Founder of Infosys and former CEO & Chairman, N R Narayan Murthy said that fairness to him in every transaction is extremely important and that he would want a stone on his grave that says 'This was a fair person'.
Murthy said this while speaking at the University of Virginia Darden School of Business on April 12 and said that he hoped his enduring legacy would be a commitment to basic human decency.
“Good governance is all about maximising shareholder value while ensuring fairness, transparency and accountability to all stakeholders,” Murthy said, adding that shared trust inside and outside the company gave Infosys “the enthusiasm to achieve the impossible.”
These comments come on the back of reports of Murthy along with other Infosys founders criticizing the Infosys' move to hike the salary of CEO Vishal Sikka and COO U B Pravin Rao.
The Infosys founders had even written to the board in January expressing their concerns over pay hike to Sikka, and the severance package offered to two senior executives.
In his public talk with Dean Scott Beardsley in Darden’s Abbott Auditorium, Murthy presented the story of growing Infosys from six people and a $1,000 pool of capital into a multinational giant at the forefront of an ever-changing sector as a smooth one defined by values and fairness.
The former CEO said a solid foundation with his supportive family, trusting colleagues and encouraging customers helped him remain positive about the company’s journey from inception to IT giant.
Murthy said every decision made by corporate leaders should first pass the basic filter of: “Will this decision of mine enhance respect for my company from society and will this decision of mine enhance respect for me from my employees?”

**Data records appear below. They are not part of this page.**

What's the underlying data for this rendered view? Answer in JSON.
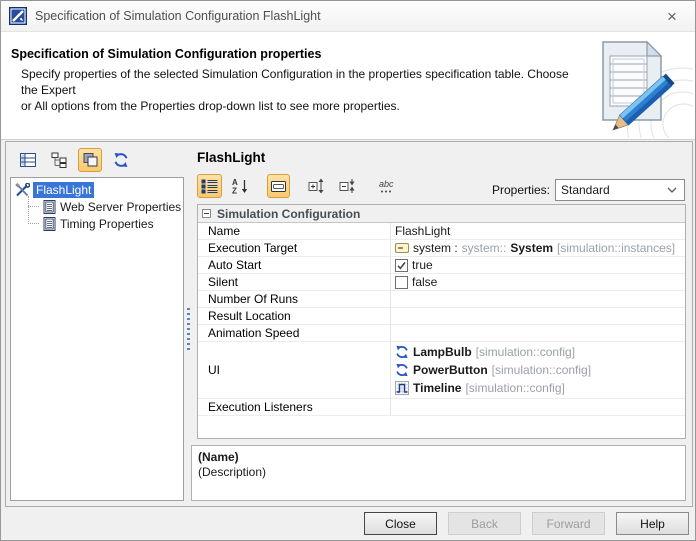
{
  "window": {
    "title": "Specification of Simulation Configuration FlashLight",
    "close_glyph": "×"
  },
  "header": {
    "title": "Specification of Simulation Configuration properties",
    "description_line1": "Specify properties of the selected Simulation Configuration in the properties specification table. Choose the Expert",
    "description_line2": "or All options from the Properties drop-down list to see more properties."
  },
  "left_panel": {
    "toolbar": [
      {
        "name": "element-list-button",
        "selected": false
      },
      {
        "name": "containment-tree-button",
        "selected": false
      },
      {
        "name": "group-view-button",
        "selected": true
      },
      {
        "name": "refresh-button",
        "selected": false
      }
    ],
    "tree": {
      "root_label": "FlashLight",
      "children": [
        "Web Server Properties",
        "Timing Properties"
      ]
    }
  },
  "main": {
    "title": "FlashLight",
    "toolbar": [
      {
        "name": "categorized-view-button",
        "selected": true
      },
      {
        "name": "sort-alphabetically-button",
        "selected": false
      },
      {
        "name": "show-description-button",
        "selected": true
      },
      {
        "name": "expand-nodes-button",
        "selected": false
      },
      {
        "name": "collapse-nodes-button",
        "selected": false
      },
      {
        "name": "customize-button",
        "selected": false
      }
    ],
    "properties": {
      "label": "Properties:",
      "value": "Standard"
    },
    "table": {
      "group_label": "Simulation Configuration",
      "rows": [
        {
          "label": "Name",
          "value": [
            {
              "t": "FlashLight"
            }
          ]
        },
        {
          "label": "Execution Target",
          "icon": "instance-icon",
          "value": [
            {
              "t": "system : "
            },
            {
              "t": "system::",
              "gray": true
            },
            {
              "t": "System",
              "bold": true
            },
            {
              "t": " [simulation::instances]",
              "gray": true
            }
          ]
        },
        {
          "label": "Auto Start",
          "checkbox": true,
          "checked": true,
          "value": [
            {
              "t": "true"
            }
          ]
        },
        {
          "label": "Silent",
          "checkbox": true,
          "checked": false,
          "value": [
            {
              "t": "false"
            }
          ]
        },
        {
          "label": "Number Of Runs",
          "value": []
        },
        {
          "label": "Result Location",
          "value": []
        },
        {
          "label": "Animation Speed",
          "value": []
        },
        {
          "label": "UI",
          "items": [
            {
              "icon": "config-refresh-icon",
              "name": "LampBulb",
              "suffix": " [simulation::config]"
            },
            {
              "icon": "config-refresh-icon",
              "name": "PowerButton",
              "suffix": " [simulation::config]"
            },
            {
              "icon": "timeline-icon",
              "name": "Timeline",
              "suffix": " [simulation::config]"
            }
          ]
        },
        {
          "label": "Execution Listeners",
          "value": []
        }
      ]
    },
    "name_panel": {
      "name_label": "(Name)",
      "description_label": "(Description)"
    }
  },
  "buttons": [
    {
      "label": "Close",
      "enabled": true,
      "default": true
    },
    {
      "label": "Back",
      "enabled": false
    },
    {
      "label": "Forward",
      "enabled": false
    },
    {
      "label": "Help",
      "enabled": true
    }
  ],
  "colors": {
    "selection_blue": "#3875d6",
    "toolbar_highlight": "#fac96e",
    "toolbar_highlight_border": "#d99e3f",
    "icon_blue": "#2456c6",
    "muted_gray": "#9aa0a8"
  }
}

If such questions became fundamental to corporate decision-making, society would be happier and healthier, said Murthy, who at one point defined success as “the ability to put a smile on the face of people when I enter a room.”
Murthy credited his company’s explosive growth in part to an early ingrained value system that fostered “hope and trust” among its stakeholders and ultimately helped the company become one of India’s most-respected companies.

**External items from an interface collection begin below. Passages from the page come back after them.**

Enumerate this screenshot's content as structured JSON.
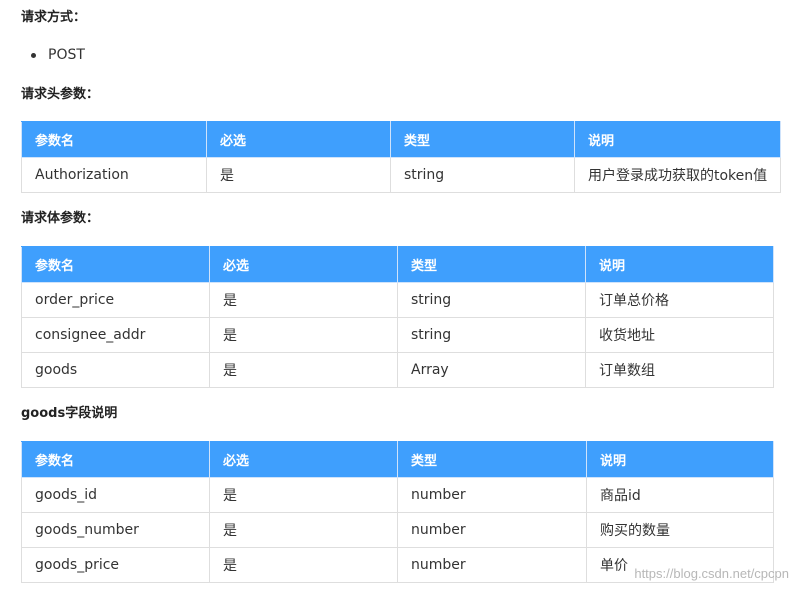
{
  "request_method": {
    "heading": "请求方式：",
    "items": [
      "POST"
    ]
  },
  "request_header": {
    "heading": "请求头参数：",
    "columns": [
      "参数名",
      "必选",
      "类型",
      "说明"
    ],
    "rows": [
      [
        "Authorization",
        "是",
        "string",
        "用户登录成功获取的token值"
      ]
    ]
  },
  "request_body": {
    "heading": "请求体参数：",
    "columns": [
      "参数名",
      "必选",
      "类型",
      "说明"
    ],
    "rows": [
      [
        "order_price",
        "是",
        "string",
        "订单总价格"
      ],
      [
        "consignee_addr",
        "是",
        "string",
        "收货地址"
      ],
      [
        "goods",
        "是",
        "Array",
        "订单数组"
      ]
    ]
  },
  "goods_fields": {
    "heading": "goods字段说明",
    "columns": [
      "参数名",
      "必选",
      "类型",
      "说明"
    ],
    "rows": [
      [
        "goods_id",
        "是",
        "number",
        "商品id"
      ],
      [
        "goods_number",
        "是",
        "number",
        "购买的数量"
      ],
      [
        "goods_price",
        "是",
        "number",
        "单价"
      ]
    ]
  },
  "watermark": "https://blog.csdn.net/cpcpn",
  "colors": {
    "header_bg": "#3f9ffd",
    "border": "#dedede",
    "text": "#333333"
  }
}
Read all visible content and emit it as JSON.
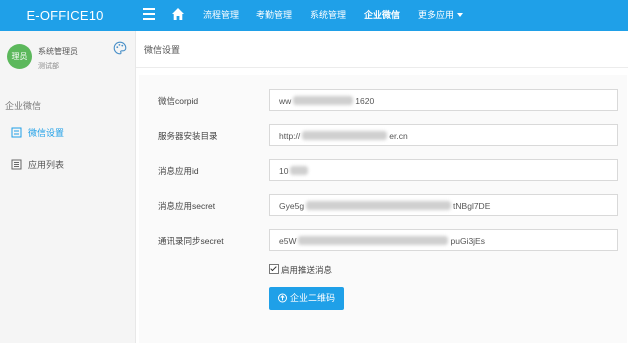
{
  "app": {
    "logo": "E-OFFICE10"
  },
  "topnav": {
    "items": [
      {
        "label": "流程管理"
      },
      {
        "label": "考勤管理"
      },
      {
        "label": "系统管理"
      },
      {
        "label": "企业微信"
      },
      {
        "label": "更多应用"
      }
    ]
  },
  "user": {
    "avatar_text": "理员",
    "name": "系统管理员",
    "dept": "测试部"
  },
  "sidebar": {
    "section": "企业微信",
    "items": [
      {
        "label": "微信设置",
        "icon": "settings-icon"
      },
      {
        "label": "应用列表",
        "icon": "list-icon"
      }
    ]
  },
  "page": {
    "title": "微信设置"
  },
  "form": {
    "fields": [
      {
        "label": "微信corpid",
        "value_start": "ww",
        "value_end": "1620"
      },
      {
        "label": "服务器安装目录",
        "value_start": "http://",
        "value_end": "er.cn"
      },
      {
        "label": "消息应用id",
        "value_start": "10",
        "value_end": ""
      },
      {
        "label": "消息应用secret",
        "value_start": "Gye5g",
        "value_end": "tNBgl7DE"
      },
      {
        "label": "通讯录同步secret",
        "value_start": "e5W",
        "value_end": "puGi3jEs"
      }
    ],
    "checkbox_label": "启用推送消息",
    "checkbox_checked": true,
    "qr_button_label": "企业二维码"
  },
  "colors": {
    "primary": "#1fa0e8",
    "avatar": "#5cb85c"
  }
}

“Anyone who wants a position at Infosys has to demonstrate intellect and values,” Murthy said. “Nothing else.”
While automation presents opportunities for companies at the presumed expense of huge numbers of employees, Murthy said he believed new solutions would emerge for workers.
“I am a great believer in the power of the human mind,” Murthy said.
“What appears impossible today will be made a convincing possibility because of the human mind, and we have seen how the human mind has transformed this world from the Stone Age to where we are today. I don’t think that’s going to end,” he said.